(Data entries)
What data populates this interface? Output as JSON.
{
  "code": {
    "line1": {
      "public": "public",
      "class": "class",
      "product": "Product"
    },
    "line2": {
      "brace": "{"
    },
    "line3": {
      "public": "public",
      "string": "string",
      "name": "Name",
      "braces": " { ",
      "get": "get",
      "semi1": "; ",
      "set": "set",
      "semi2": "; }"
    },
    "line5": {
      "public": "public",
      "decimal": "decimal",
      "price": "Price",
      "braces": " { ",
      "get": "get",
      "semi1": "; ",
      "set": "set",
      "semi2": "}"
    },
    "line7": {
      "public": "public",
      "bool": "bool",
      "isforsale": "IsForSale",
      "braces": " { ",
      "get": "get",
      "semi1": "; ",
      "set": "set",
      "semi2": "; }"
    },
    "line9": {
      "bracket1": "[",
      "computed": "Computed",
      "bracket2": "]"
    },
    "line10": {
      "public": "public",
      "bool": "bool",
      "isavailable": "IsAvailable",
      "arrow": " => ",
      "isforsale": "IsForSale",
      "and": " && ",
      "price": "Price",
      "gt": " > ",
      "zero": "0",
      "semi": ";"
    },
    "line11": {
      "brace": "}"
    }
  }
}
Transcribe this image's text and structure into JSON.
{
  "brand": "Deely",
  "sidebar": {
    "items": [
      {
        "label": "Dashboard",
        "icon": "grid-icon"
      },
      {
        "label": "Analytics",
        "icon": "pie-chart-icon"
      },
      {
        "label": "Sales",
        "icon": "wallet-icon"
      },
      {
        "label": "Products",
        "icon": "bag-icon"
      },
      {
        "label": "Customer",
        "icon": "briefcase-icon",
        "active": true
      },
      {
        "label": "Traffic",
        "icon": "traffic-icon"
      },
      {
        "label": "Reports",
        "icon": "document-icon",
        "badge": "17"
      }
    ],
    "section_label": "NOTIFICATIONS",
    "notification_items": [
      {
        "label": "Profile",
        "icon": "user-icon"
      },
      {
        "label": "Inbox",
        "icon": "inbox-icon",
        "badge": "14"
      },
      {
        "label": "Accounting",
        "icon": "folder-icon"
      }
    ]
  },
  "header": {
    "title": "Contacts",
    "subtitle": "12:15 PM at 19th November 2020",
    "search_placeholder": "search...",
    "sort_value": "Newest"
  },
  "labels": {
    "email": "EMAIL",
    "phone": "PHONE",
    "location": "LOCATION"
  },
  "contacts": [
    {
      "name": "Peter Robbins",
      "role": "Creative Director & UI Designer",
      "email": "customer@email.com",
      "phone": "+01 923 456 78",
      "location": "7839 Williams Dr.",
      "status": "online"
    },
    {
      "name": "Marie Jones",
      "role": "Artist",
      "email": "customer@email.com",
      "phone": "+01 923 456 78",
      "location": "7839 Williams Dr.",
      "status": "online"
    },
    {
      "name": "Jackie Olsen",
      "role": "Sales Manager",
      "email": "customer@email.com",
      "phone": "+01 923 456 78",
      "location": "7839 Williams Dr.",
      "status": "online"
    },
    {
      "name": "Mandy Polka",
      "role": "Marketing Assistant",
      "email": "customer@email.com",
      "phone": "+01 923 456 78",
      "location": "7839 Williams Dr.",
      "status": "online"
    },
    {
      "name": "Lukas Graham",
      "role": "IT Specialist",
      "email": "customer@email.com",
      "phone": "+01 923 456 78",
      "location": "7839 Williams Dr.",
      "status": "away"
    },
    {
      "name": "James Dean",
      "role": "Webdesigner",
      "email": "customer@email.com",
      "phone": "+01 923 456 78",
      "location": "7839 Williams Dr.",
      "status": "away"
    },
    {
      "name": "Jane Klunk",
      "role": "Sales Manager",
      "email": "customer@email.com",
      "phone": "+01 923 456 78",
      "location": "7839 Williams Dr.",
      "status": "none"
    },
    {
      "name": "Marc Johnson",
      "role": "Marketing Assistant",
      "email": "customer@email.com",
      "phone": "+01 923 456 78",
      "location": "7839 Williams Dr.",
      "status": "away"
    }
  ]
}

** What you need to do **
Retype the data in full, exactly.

** Written reply **
What data populates this interface? Output as JSON.
{
  "code": {
    "line1": {
      "public": "public",
      "class": "class",
      "product": "Product"
    },
    "line2": {
      "brace": "{"
    },
    "line3": {
      "public": "public",
      "string": "string",
      "name": "Name",
      "braces": " { ",
      "get": "get",
      "semi1": "; ",
      "set": "set",
      "semi2": "; }"
    },
    "line5": {
      "public": "public",
      "decimal": "decimal",
      "price": "Price",
      "braces": " { ",
      "get": "get",
      "semi1": "; ",
      "set": "set",
      "semi2": "}"
    },
    "line7": {
      "public": "public",
      "bool": "bool",
      "isforsale": "IsForSale",
      "braces": " { ",
      "get": "get",
      "semi1": "; ",
      "set": "set",
      "semi2": "; }"
    },
    "line9": {
      "bracket1": "[",
      "computed": "Computed",
      "bracket2": "]"
    },
    "line10": {
      "public": "public",
      "bool": "bool",
      "isavailable": "IsAvailable",
      "arrow": " => ",
      "isforsale": "IsForSale",
      "and": " && ",
      "price": "Price",
      "gt": " > ",
      "zero": "0",
      "semi": ";"
    },
    "line11": {
      "brace": "}"
    }
  }
}
Transcribe this image's text and structure into JSON.
{
  "brand": "Deely",
  "sidebar": {
    "items": [
      {
        "label": "Dashboard",
        "icon": "grid-icon"
      },
      {
        "label": "Analytics",
        "icon": "pie-chart-icon"
      },
      {
        "label": "Sales",
        "icon": "wallet-icon"
      },
      {
        "label": "Products",
        "icon": "bag-icon"
      },
      {
        "label": "Customer",
        "icon": "briefcase-icon",
        "active": true
      },
      {
        "label": "Traffic",
        "icon": "traffic-icon"
      },
      {
        "label": "Reports",
        "icon": "document-icon",
        "badge": "17"
      }
    ],
    "section_label": "NOTIFICATIONS",
    "notification_items": [
      {
        "label": "Profile",
        "icon": "user-icon"
      },
      {
        "label": "Inbox",
        "icon": "inbox-icon",
        "badge": "14"
      },
      {
        "label": "Accounting",
        "icon": "folder-icon"
      }
    ]
  },
  "header": {
    "title": "Contacts",
    "subtitle": "12:15 PM at 19th November 2020",
    "search_placeholder": "search...",
    "sort_value": "Newest"
  },
  "labels": {
    "email": "EMAIL",
    "phone": "PHONE",
    "location": "LOCATION"
  },
  "contacts": [
    {
      "name": "Peter Robbins",
      "role": "Creative Director & UI Designer",
      "email": "customer@email.com",
      "phone": "+01 923 456 78",
      "location": "7839 Williams Dr.",
      "status": "online"
    },
    {
      "name": "Marie Jones",
      "role": "Artist",
      "email": "customer@email.com",
      "phone": "+01 923 456 78",
      "location": "7839 Williams Dr.",
      "status": "online"
    },
    {
      "name": "Jackie Olsen",
      "role": "Sales Manager",
      "email": "customer@email.com",
      "phone": "+01 923 456 78",
      "location": "7839 Williams Dr.",
      "status": "online"
    },
    {
      "name": "Mandy Polka",
      "role": "Marketing Assistant",
      "email": "customer@email.com",
      "phone": "+01 923 456 78",
      "location": "7839 Williams Dr.",
      "status": "online"
    },
    {
      "name": "Lukas Graham",
      "role": "IT Specialist",
      "email": "customer@email.com",
      "phone": "+01 923 456 78",
      "location": "7839 Williams Dr.",
      "status": "away"
    },
    {
      "name": "James Dean",
      "role": "Webdesigner",
      "email": "customer@email.com",
      "phone": "+01 923 456 78",
      "location": "7839 Williams Dr.",
      "status": "away"
    },
    {
      "name": "Jane Klunk",
      "role": "Sales Manager",
      "email": "customer@email.com",
      "phone": "+01 923 456 78",
      "location": "7839 Williams Dr.",
      "status": "none"
    },
    {
      "name": "Marc Johnson",
      "role": "Marketing Assistant",
      "email": "customer@email.com",
      "phone": "+01 923 456 78",
      "location": "7839 Williams Dr.",
      "status": "away"
    }
  ]
}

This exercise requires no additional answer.